**Problem**:
Copy each line of the data below with the word "icon".
Start of Block
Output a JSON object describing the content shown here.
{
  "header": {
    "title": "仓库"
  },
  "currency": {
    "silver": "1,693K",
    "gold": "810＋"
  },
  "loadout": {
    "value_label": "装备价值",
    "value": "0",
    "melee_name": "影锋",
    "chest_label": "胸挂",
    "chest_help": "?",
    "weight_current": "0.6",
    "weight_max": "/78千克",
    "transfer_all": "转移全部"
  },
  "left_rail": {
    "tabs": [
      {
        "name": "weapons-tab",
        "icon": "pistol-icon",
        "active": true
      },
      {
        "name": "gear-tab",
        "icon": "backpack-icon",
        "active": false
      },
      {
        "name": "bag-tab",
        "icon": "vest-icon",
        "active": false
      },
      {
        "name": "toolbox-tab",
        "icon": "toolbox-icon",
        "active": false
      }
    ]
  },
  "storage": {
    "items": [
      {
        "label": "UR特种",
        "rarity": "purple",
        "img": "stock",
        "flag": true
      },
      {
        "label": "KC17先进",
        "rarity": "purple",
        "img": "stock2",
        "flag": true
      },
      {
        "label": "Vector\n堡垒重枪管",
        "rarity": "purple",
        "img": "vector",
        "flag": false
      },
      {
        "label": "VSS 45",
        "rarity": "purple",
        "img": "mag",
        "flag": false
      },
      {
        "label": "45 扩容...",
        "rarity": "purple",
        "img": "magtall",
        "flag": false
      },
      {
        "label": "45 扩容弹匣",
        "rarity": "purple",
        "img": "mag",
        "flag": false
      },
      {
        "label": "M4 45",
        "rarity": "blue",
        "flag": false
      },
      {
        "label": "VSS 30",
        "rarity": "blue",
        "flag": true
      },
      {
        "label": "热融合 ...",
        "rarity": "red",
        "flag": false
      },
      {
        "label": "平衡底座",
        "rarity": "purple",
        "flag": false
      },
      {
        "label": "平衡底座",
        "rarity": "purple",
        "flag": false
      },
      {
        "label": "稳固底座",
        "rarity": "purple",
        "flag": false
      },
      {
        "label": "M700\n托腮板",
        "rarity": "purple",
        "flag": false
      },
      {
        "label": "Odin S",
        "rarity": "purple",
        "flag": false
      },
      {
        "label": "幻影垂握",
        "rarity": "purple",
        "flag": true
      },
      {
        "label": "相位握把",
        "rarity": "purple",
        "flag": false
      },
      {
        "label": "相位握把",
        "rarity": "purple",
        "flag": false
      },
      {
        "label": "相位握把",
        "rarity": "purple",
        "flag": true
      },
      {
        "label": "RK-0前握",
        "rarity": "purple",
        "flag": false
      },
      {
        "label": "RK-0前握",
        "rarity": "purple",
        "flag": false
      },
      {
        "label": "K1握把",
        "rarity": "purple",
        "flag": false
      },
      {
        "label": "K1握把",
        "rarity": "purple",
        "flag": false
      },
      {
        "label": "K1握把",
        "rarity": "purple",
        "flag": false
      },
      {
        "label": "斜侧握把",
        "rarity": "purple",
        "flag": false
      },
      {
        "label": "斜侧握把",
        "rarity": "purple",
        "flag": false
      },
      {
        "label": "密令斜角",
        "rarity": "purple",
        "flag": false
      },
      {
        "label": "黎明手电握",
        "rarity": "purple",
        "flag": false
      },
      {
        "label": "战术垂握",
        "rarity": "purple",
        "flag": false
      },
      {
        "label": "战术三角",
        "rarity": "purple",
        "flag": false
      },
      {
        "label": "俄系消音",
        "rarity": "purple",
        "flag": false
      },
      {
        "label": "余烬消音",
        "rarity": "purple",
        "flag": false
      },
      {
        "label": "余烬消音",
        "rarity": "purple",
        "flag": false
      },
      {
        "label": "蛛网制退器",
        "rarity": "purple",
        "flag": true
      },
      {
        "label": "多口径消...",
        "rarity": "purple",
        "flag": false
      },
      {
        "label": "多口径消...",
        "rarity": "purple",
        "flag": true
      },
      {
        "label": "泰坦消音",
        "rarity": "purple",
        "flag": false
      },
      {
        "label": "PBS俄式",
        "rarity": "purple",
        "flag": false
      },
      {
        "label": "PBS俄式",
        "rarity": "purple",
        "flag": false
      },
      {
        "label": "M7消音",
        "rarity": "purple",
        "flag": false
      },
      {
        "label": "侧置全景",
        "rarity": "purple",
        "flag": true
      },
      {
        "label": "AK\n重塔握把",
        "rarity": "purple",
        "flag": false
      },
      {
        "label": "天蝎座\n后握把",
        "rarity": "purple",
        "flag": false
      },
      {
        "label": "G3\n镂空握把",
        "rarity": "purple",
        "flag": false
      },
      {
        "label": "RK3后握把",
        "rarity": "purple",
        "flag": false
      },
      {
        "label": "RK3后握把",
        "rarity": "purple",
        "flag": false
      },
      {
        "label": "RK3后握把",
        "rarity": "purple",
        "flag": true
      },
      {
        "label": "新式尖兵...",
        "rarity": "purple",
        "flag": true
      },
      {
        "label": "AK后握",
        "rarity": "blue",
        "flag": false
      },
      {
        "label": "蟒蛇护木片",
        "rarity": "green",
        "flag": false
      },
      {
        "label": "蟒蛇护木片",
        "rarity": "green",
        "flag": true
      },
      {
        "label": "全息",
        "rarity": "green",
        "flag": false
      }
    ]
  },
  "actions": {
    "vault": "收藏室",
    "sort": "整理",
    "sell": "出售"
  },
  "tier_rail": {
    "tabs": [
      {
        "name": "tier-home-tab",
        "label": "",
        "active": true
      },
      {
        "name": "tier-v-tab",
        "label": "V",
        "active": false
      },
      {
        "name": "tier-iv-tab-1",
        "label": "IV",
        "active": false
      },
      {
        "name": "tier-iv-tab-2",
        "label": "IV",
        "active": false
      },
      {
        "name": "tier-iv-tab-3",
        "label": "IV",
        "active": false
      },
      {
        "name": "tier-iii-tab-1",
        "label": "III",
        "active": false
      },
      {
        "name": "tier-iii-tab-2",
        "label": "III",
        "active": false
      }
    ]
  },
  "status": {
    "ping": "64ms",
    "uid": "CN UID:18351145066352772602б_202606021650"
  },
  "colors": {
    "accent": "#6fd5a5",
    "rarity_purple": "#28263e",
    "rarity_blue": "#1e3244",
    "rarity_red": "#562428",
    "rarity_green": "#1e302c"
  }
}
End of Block
**Answer to the exercise**:
        "icon": "pistol-icon",
        "icon": "backpack-icon",
        "icon": "vest-icon",
        "icon": "toolbox-icon",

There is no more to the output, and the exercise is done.